Task details >> Copy each line of the records below that mentions the word "resolution".

Data to process >>
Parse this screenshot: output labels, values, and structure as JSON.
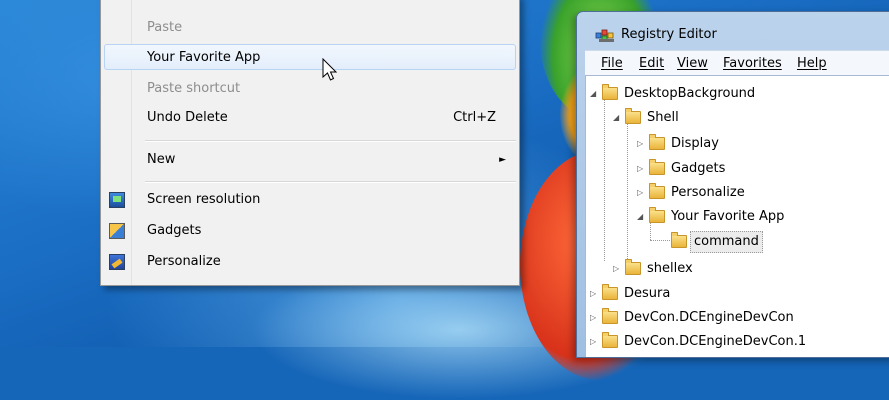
{
  "context_menu": {
    "items": [
      {
        "label": "Paste",
        "state": "disabled"
      },
      {
        "label": "Your Favorite App",
        "state": "hover"
      },
      {
        "label": "Paste shortcut",
        "state": "disabled"
      },
      {
        "label": "Undo Delete",
        "shortcut": "Ctrl+Z"
      },
      {
        "label": "New",
        "submenu_arrow": "►"
      },
      {
        "label": "Screen resolution",
        "icon": "screen-resolution-icon"
      },
      {
        "label": "Gadgets",
        "icon": "gadgets-icon"
      },
      {
        "label": "Personalize",
        "icon": "personalize-icon"
      }
    ]
  },
  "registry_editor": {
    "title": "Registry Editor",
    "menu": [
      "File",
      "Edit",
      "View",
      "Favorites",
      "Help"
    ],
    "tree": [
      {
        "label": "DesktopBackground",
        "expander": "◢"
      },
      {
        "label": "Shell",
        "expander": "◢"
      },
      {
        "label": "Display",
        "expander": "▷"
      },
      {
        "label": "Gadgets",
        "expander": "▷"
      },
      {
        "label": "Personalize",
        "expander": "▷"
      },
      {
        "label": "Your Favorite App",
        "expander": "◢"
      },
      {
        "label": "command",
        "selected": true
      },
      {
        "label": "shellex",
        "expander": "▷"
      },
      {
        "label": "Desura",
        "expander": "▷"
      },
      {
        "label": "DevCon.DCEngineDevCon",
        "expander": "▷"
      },
      {
        "label": "DevCon.DCEngineDevCon.1",
        "expander": "▷"
      }
    ]
  },
  "colors": {
    "menu_bg": "#f1f1f1",
    "hover_border": "#b8d3f3",
    "window_frame": "#bcd3ec",
    "folder": "#e9b43a"
  }
}
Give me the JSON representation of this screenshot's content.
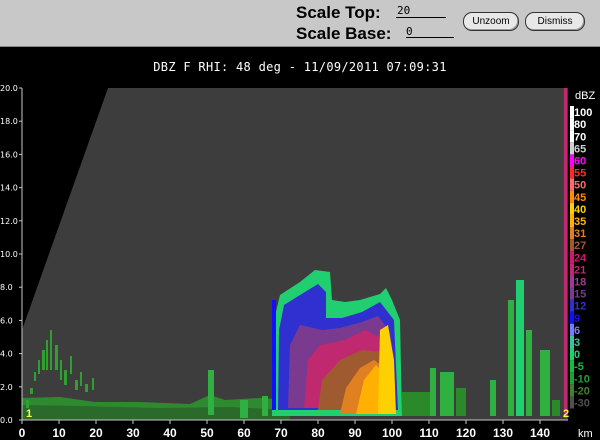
{
  "toolbar": {
    "scale_top_label": "Scale Top:",
    "scale_top_value": "20",
    "scale_base_label": "Scale Base:",
    "scale_base_value": "0",
    "unzoom_label": "Unzoom",
    "dismiss_label": "Dismiss"
  },
  "plot": {
    "title": "DBZ F  RHI: 48 deg  -  11/09/2011 07:09:31",
    "x_unit": "km",
    "x_ticks": [
      "0",
      "10",
      "20",
      "30",
      "40",
      "50",
      "60",
      "70",
      "80",
      "90",
      "100",
      "110",
      "120",
      "130",
      "140"
    ],
    "y_ticks": [
      "0.0",
      "2.0",
      "4.0",
      "6.0",
      "8.0",
      "10.0",
      "12.0",
      "14.0",
      "16.0",
      "18.0",
      "20.0"
    ],
    "marker_left": "1",
    "marker_right": "2"
  },
  "colorbar": {
    "unit": "dBZ",
    "levels": [
      {
        "label": "100",
        "color": "#ffffff"
      },
      {
        "label": "80",
        "color": "#ffffff"
      },
      {
        "label": "70",
        "color": "#ffffff"
      },
      {
        "label": "65",
        "color": "#d0d0d0"
      },
      {
        "label": "60",
        "color": "#ff00ff"
      },
      {
        "label": "55",
        "color": "#ff2a2a"
      },
      {
        "label": "50",
        "color": "#ff6a6a"
      },
      {
        "label": "45",
        "color": "#ff8c00"
      },
      {
        "label": "40",
        "color": "#ffd000"
      },
      {
        "label": "35",
        "color": "#ffb000"
      },
      {
        "label": "31",
        "color": "#e08020"
      },
      {
        "label": "27",
        "color": "#a05a30"
      },
      {
        "label": "24",
        "color": "#d01870"
      },
      {
        "label": "21",
        "color": "#c02870"
      },
      {
        "label": "18",
        "color": "#a03a90"
      },
      {
        "label": "15",
        "color": "#7a3a90"
      },
      {
        "label": "12",
        "color": "#3030d0"
      },
      {
        "label": "9",
        "color": "#1010ff"
      },
      {
        "label": "6",
        "color": "#7a7aff"
      },
      {
        "label": "3",
        "color": "#40c0a0"
      },
      {
        "label": "0",
        "color": "#20d070"
      },
      {
        "label": "-5",
        "color": "#10c040"
      },
      {
        "label": "-10",
        "color": "#20a030"
      },
      {
        "label": "-20",
        "color": "#408030"
      },
      {
        "label": "-30",
        "color": "#505050"
      }
    ]
  }
}
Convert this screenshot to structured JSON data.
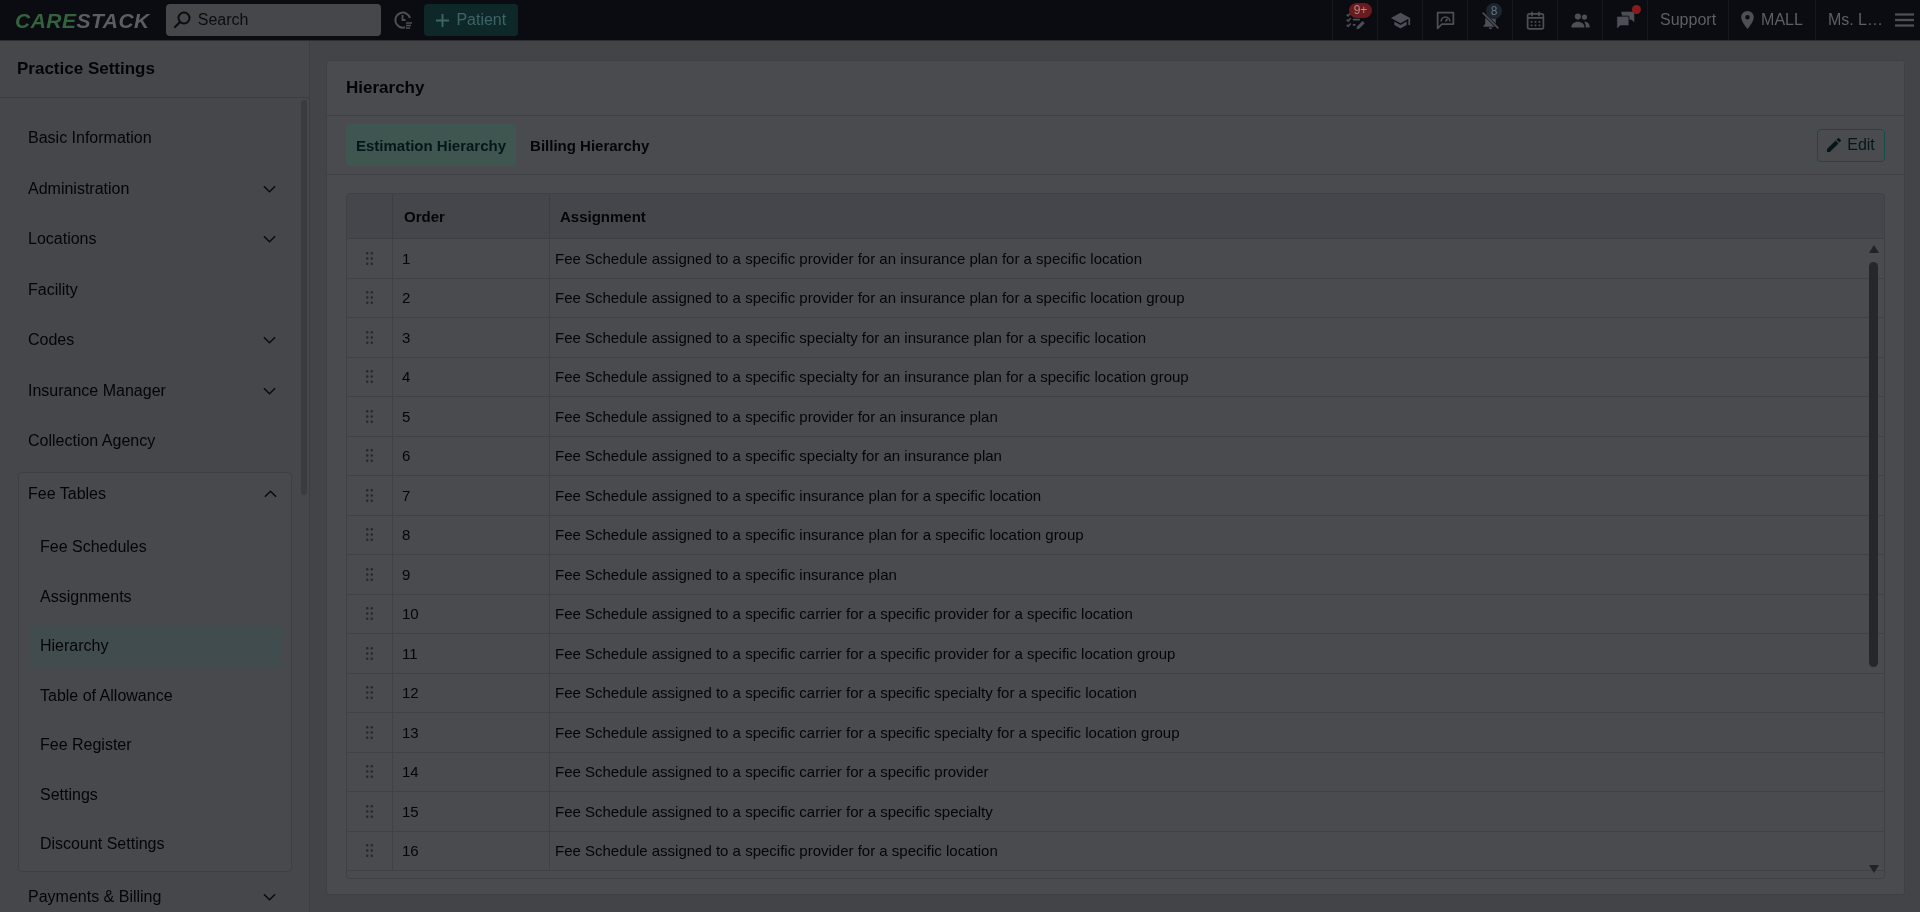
{
  "top_bar": {
    "logo": {
      "lead": "CARE",
      "rest": "STACK"
    },
    "search": {
      "placeholder": "Search"
    },
    "patient_button": "Patient",
    "icons": [
      {
        "kind": "tasks",
        "badge": {
          "text": "9+",
          "color": "#6b1a1d"
        },
        "alert": false
      },
      {
        "kind": "learning",
        "alert": false
      },
      {
        "kind": "feedback",
        "alert": false
      },
      {
        "kind": "notifications",
        "badge": {
          "text": "8",
          "color": "#1c2430"
        },
        "alert": false
      },
      {
        "kind": "calendar",
        "alert": false
      },
      {
        "kind": "people",
        "alert": false
      },
      {
        "kind": "messages",
        "alert": true
      }
    ],
    "support": "Support",
    "location": "MALL",
    "user": "Ms. L…"
  },
  "sidebar": {
    "title": "Practice Settings",
    "items": [
      {
        "kind": "link",
        "label": "Basic Information"
      },
      {
        "kind": "group",
        "label": "Administration",
        "expanded": false
      },
      {
        "kind": "group",
        "label": "Locations",
        "expanded": false
      },
      {
        "kind": "link",
        "label": "Facility"
      },
      {
        "kind": "group",
        "label": "Codes",
        "expanded": false
      },
      {
        "kind": "group",
        "label": "Insurance Manager",
        "expanded": false
      },
      {
        "kind": "link",
        "label": "Collection Agency"
      },
      {
        "kind": "group",
        "label": "Fee Tables",
        "expanded": true,
        "children": [
          {
            "label": "Fee Schedules",
            "selected": false
          },
          {
            "label": "Assignments",
            "selected": false
          },
          {
            "label": "Hierarchy",
            "selected": true
          },
          {
            "label": "Table of Allowance",
            "selected": false
          },
          {
            "label": "Fee Register",
            "selected": false
          },
          {
            "label": "Settings",
            "selected": false
          },
          {
            "label": "Discount Settings",
            "selected": false
          }
        ]
      },
      {
        "kind": "group",
        "label": "Payments & Billing",
        "expanded": false
      }
    ]
  },
  "main": {
    "title": "Hierarchy",
    "tabs": [
      {
        "label": "Estimation Hierarchy",
        "selected": true
      },
      {
        "label": "Billing Hierarchy",
        "selected": false
      }
    ],
    "edit_button": "Edit",
    "table": {
      "columns": [
        "Order",
        "Assignment"
      ],
      "rows": [
        {
          "order": "1",
          "assignment": "Fee Schedule assigned to a specific provider for an insurance plan for a specific location"
        },
        {
          "order": "2",
          "assignment": "Fee Schedule assigned to a specific provider for an insurance plan for a specific location group"
        },
        {
          "order": "3",
          "assignment": "Fee Schedule assigned to a specific specialty for an insurance plan for a specific location"
        },
        {
          "order": "4",
          "assignment": "Fee Schedule assigned to a specific specialty for an insurance plan for a specific location group"
        },
        {
          "order": "5",
          "assignment": "Fee Schedule assigned to a specific provider for an insurance plan"
        },
        {
          "order": "6",
          "assignment": "Fee Schedule assigned to a specific specialty for an insurance plan"
        },
        {
          "order": "7",
          "assignment": "Fee Schedule assigned to a specific insurance plan for a specific location"
        },
        {
          "order": "8",
          "assignment": "Fee Schedule assigned to a specific insurance plan for a specific location group"
        },
        {
          "order": "9",
          "assignment": "Fee Schedule assigned to a specific insurance plan"
        },
        {
          "order": "10",
          "assignment": "Fee Schedule assigned to a specific carrier for a specific provider for a specific location"
        },
        {
          "order": "11",
          "assignment": "Fee Schedule assigned to a specific carrier for a specific provider for a specific location group"
        },
        {
          "order": "12",
          "assignment": "Fee Schedule assigned to a specific carrier for a specific specialty for a specific location"
        },
        {
          "order": "13",
          "assignment": "Fee Schedule assigned to a specific carrier for a specific specialty for a specific location group"
        },
        {
          "order": "14",
          "assignment": "Fee Schedule assigned to a specific carrier for a specific provider"
        },
        {
          "order": "15",
          "assignment": "Fee Schedule assigned to a specific carrier for a specific specialty"
        },
        {
          "order": "16",
          "assignment": "Fee Schedule assigned to a specific provider for a specific location"
        }
      ]
    }
  }
}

Response for this exercise >>
        "label": "Screen resolution",
        "icon": "screen-resolution-icon"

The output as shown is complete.